It’s more than likely that you’ll have witnessed someone say something along the lines of: “Covid-19 vaccines don’t work. The majority of hospitalisations/fatalities are occurring in the fully vaccinated!” Whilst the latter part of the statement is true, the first part is not. Let’s look at why…

What is base rate fallacy and how does it apply here?

Base rate fallacy refers to times where we ignore statistical information (base rates) in favour of specific information related to it.

πŸš— Let’s use the analogy of seatbelts. In 2019, the European Transport Safety Council reported that 27% of car occupants killed on UK roads were not wearing a seatbelt. This means 73% of those killed on the UK roads were wearing seatbelts. Adopting base rate fallacy mindset, we might falsely assume that the 73% figure means you’re more likely to die in a road accident if you’re wearing a seatbelt.

Of course, to adopt that conclusion would be false because it would be ignoring the base rates - the fact that 98.6% of car occupants wear seatbelts. The conclusion would also fail to incorporate a key missing piece of data - the number of people whose lives have been saved by wearing seatbelts (so, did not die, but would have done so without the seatbelt).

Bringing this back to Covid-19, then, and social media posts mentioning that the majority of hospitalisations/fatalities are occurring in the fully vaccinated and linking it to the idea that vaccines don’t work (or, worse, making the false suggestion that you’re more likely to go to hospital if you’re vaccinated). Yes, there are more hospitalisations and fatalities now occurring in the vaccinated than the unvaccinated. But, this is not a cause for concern. Allow me to explain why…

According to the last UKHSA Vaccine Surveillance report, around 82% of adults (over 18s) in hospital with Covid-19 had received at least two doses of a vaccine.

πŸ“Š Much like the seatbelt analogy, we need to consider the base rate. There are FAR MORE vaccinated people in England than unvaccinated. So, the number of hospitalisations/fatalities is a small percentage of a far higher base, and the figure doesn’t include an unknown statistic - how many people have NOT been hospitalised or died because they’ve been protected by their vaccine shot(s).

Age ranges also need to be factored into the equation. In older age groups, a larger percentage of the population has been vaccinated.
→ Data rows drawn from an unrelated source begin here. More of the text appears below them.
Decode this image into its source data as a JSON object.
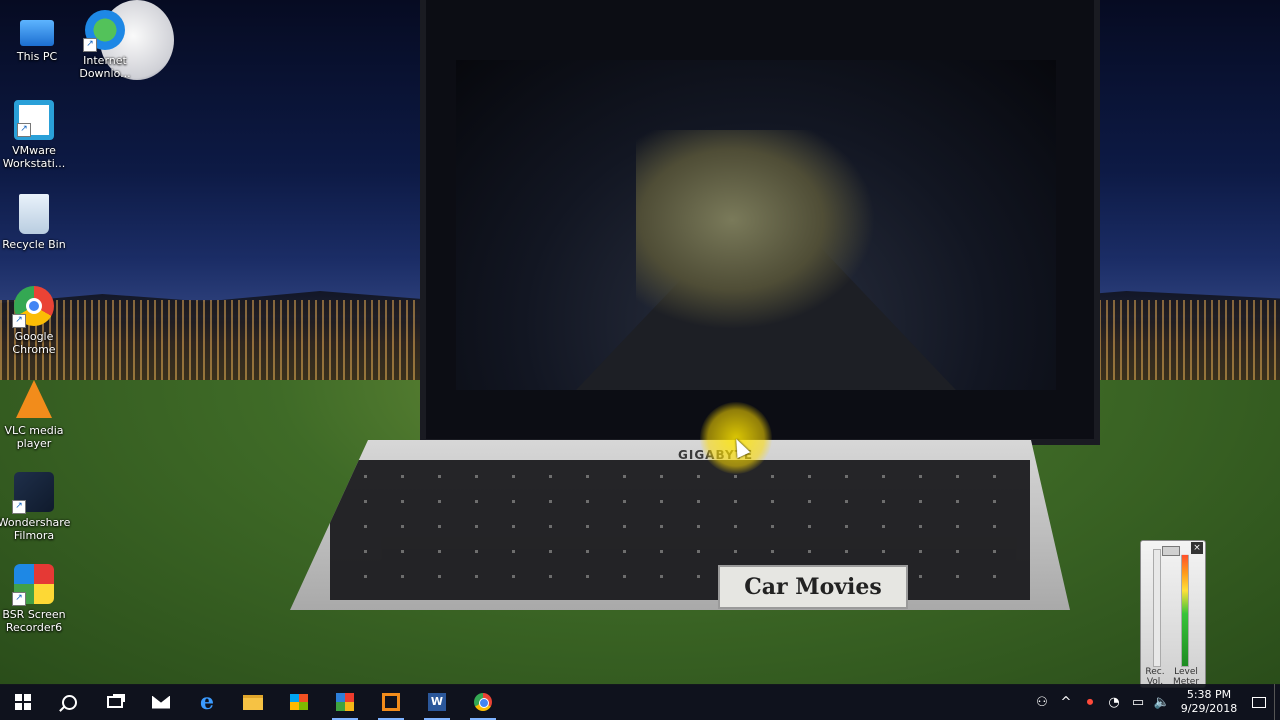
{
  "desktop": {
    "icons": [
      {
        "label": "This PC"
      },
      {
        "label": "Internet Downlo..."
      },
      {
        "label": "VMware Workstati..."
      },
      {
        "label": "Recycle Bin"
      },
      {
        "label": "Google Chrome"
      },
      {
        "label": "VLC media player"
      },
      {
        "label": "Wondershare Filmora"
      },
      {
        "label": "BSR Screen Recorder6"
      }
    ]
  },
  "wallpaper": {
    "brand_text": "GIGABYTE",
    "sign_text": "Car Movies"
  },
  "level_meter": {
    "close_label": "×",
    "rec_vol_label": "Rec. Vol.",
    "level_meter_label": "Level Meter",
    "level_fraction": 0.95,
    "rec_vol_fraction": 1.0
  },
  "taskbar": {
    "pinned": [
      {
        "name": "start"
      },
      {
        "name": "search"
      },
      {
        "name": "task-view"
      },
      {
        "name": "mail"
      },
      {
        "name": "edge"
      },
      {
        "name": "file-explorer"
      },
      {
        "name": "store"
      },
      {
        "name": "tiles-app",
        "running": true
      },
      {
        "name": "vmware",
        "running": true
      },
      {
        "name": "word",
        "glyph": "W",
        "running": true
      },
      {
        "name": "chrome",
        "running": true
      }
    ],
    "tray": {
      "people_glyph": "⚇",
      "chevron_glyph": "^",
      "record_glyph": "⏺",
      "network_glyph": "◔",
      "battery_glyph": "▭",
      "volume_glyph": "🔈",
      "time": "5:38 PM",
      "date": "9/29/2018"
    }
  },
  "colors": {
    "taskbar_bg": "#10121c",
    "running_indicator": "#7fb3ff",
    "cursor_highlight": "#ffe600"
  }
}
But, these people are also amongst the most vulnerable in our society because of their age and underlying conditions. Vaccines increase protection, but these people remain more vulnerable than most.
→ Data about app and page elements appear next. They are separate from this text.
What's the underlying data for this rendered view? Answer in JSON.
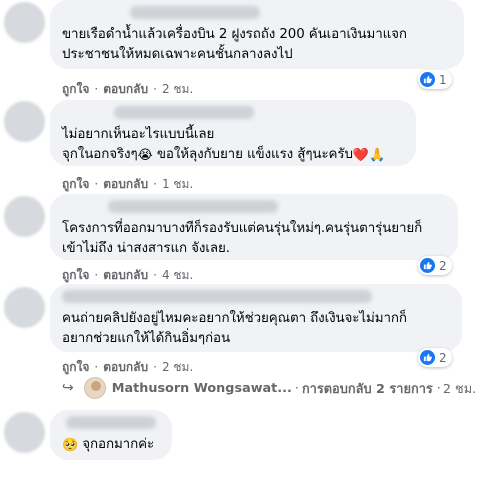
{
  "comments": [
    {
      "text": "ขายเรือดำน้ำแล้วเครื่องบิน 2 ฝูงรถถัง 200 คันเอาเงินมาแจก\nประชาชนให้หมดเฉพาะคนชั้นกลางลงไป",
      "like_label": "ถูกใจ",
      "reply_label": "ตอบกลับ",
      "time": "2 ชม.",
      "reaction_count": "1"
    },
    {
      "text_line1": "ไม่อยากเห็นอะไรแบบนี้เลย",
      "text_line2_a": "จุกในอกจริงๆ",
      "emoji_cry": "😭",
      "text_line2_b": " ขอให้ลุงกับยาย แข็งแรง สู้ๆนะครับ",
      "emoji_heart": "❤️",
      "emoji_pray": "🙏",
      "like_label": "ถูกใจ",
      "reply_label": "ตอบกลับ",
      "time": "1 ชม."
    },
    {
      "text": "โครงการที่ออกมาบางทีก็รองรับแต่คนรุ่นใหม่ๆ.คนรุ่นตารุ่นยายก็\nเข้าไม่ถึง น่าสงสารแก จังเลย.",
      "like_label": "ถูกใจ",
      "reply_label": "ตอบกลับ",
      "time": "4 ชม.",
      "reaction_count": "2"
    },
    {
      "text": "คนถ่ายคลิปยังอยู่ไหมคะอยากให้ช่วยคุณตา ถึงเงินจะไม่มากก็\nอยากช่วยแกให้ได้กินอิ่มๆก่อน",
      "like_label": "ถูกใจ",
      "reply_label": "ตอบกลับ",
      "time": "2 ชม.",
      "reaction_count": "2"
    },
    {
      "emoji_pleading": "🥺",
      "text": " จุกอกมากค่ะ"
    }
  ],
  "reply_preview": {
    "arrow": "↪",
    "name": "Mathusorn Wongsawat...",
    "dot": "·",
    "count_label": "การตอบกลับ 2 รายการ",
    "time": "2 ชม."
  },
  "separator": "·",
  "colors": {
    "bubble": "#f0f2f5",
    "meta": "#65676b",
    "like_blue": "#1877f2"
  },
  "icons": {
    "like": "like-icon",
    "reply_arrow": "reply-arrow-icon"
  }
}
Let’s look at the data mathematically. Around 90% of people in England aged 18+ have received two doses of a vaccine. That’s 40 million (source: NHS England) out of a population of 44.5 million (ONS estimate). Conversely, 4.5m have not received two doses of a vaccine.
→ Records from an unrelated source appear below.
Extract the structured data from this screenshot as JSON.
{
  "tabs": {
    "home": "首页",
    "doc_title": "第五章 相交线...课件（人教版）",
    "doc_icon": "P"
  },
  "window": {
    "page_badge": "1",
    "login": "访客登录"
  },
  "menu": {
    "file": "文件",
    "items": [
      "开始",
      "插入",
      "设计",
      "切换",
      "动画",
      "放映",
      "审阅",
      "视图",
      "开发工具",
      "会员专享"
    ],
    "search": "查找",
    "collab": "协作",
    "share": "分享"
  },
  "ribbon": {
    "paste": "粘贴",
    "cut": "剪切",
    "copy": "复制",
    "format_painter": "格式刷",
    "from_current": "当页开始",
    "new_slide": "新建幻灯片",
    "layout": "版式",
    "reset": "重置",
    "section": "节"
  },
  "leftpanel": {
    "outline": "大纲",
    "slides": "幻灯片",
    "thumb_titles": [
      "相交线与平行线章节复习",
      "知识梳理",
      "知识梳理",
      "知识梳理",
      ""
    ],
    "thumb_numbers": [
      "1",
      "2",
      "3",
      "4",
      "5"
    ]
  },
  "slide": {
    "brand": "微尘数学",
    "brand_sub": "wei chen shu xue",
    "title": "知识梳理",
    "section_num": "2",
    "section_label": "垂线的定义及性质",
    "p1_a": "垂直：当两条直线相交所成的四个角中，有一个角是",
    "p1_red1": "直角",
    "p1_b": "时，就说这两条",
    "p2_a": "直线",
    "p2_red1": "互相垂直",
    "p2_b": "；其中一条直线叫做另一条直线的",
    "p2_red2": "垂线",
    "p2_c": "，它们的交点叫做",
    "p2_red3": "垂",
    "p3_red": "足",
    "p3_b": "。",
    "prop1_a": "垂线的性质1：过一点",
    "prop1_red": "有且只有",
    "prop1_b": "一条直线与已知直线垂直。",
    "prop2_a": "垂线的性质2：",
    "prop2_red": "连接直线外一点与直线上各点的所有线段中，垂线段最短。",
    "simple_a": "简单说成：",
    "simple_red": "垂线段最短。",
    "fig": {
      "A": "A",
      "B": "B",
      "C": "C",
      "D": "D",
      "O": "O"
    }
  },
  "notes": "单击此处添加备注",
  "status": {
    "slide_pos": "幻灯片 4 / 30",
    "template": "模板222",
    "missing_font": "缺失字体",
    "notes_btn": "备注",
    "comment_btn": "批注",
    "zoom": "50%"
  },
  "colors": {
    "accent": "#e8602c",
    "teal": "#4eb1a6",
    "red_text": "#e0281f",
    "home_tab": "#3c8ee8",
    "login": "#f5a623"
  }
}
If 1,500 people are entering hospital each day with Covid-19, and 82% of those have been fully vaccinated (at least two doses), that would mean 1,230 fully vaccinated and 270 non-vaccinated. This may seem bad at first, but when you refer back to the original base, the picture is different…

1,230 out of 40 million is 0.003%. However, 270 out of 4.5 million is 0.006%. So, as a percentage of the base, the rate of hospitalisations amongst the unvaccinated is higher - twice that of vaccinated individuals, in this case.

This figure, of course, gives an overall view of all age groups aggregated together. To get a more accurate picture of the impact of vaccines, you need to look at age-standardised statistics, because older age groups are both more likely to be vaccinated and more likely to be hospitalised. But, you get the point.

And so you now see why base rate fallacy can result in data being misrepresented to form an agenda that simply isn’t there. The next time you see posts suggesting that Covid-19 vaccines aren’t working, consider whether there is base rate fallacy involved.

For more reading, I recommend this excellent article on FullFact:…

Thanks to David Paton, Professor of Industrial Economics at Nottingham University Business School. Graphic from Marc Rummy. Seatbelt stats: . UKHSA surveillance report July 2022: .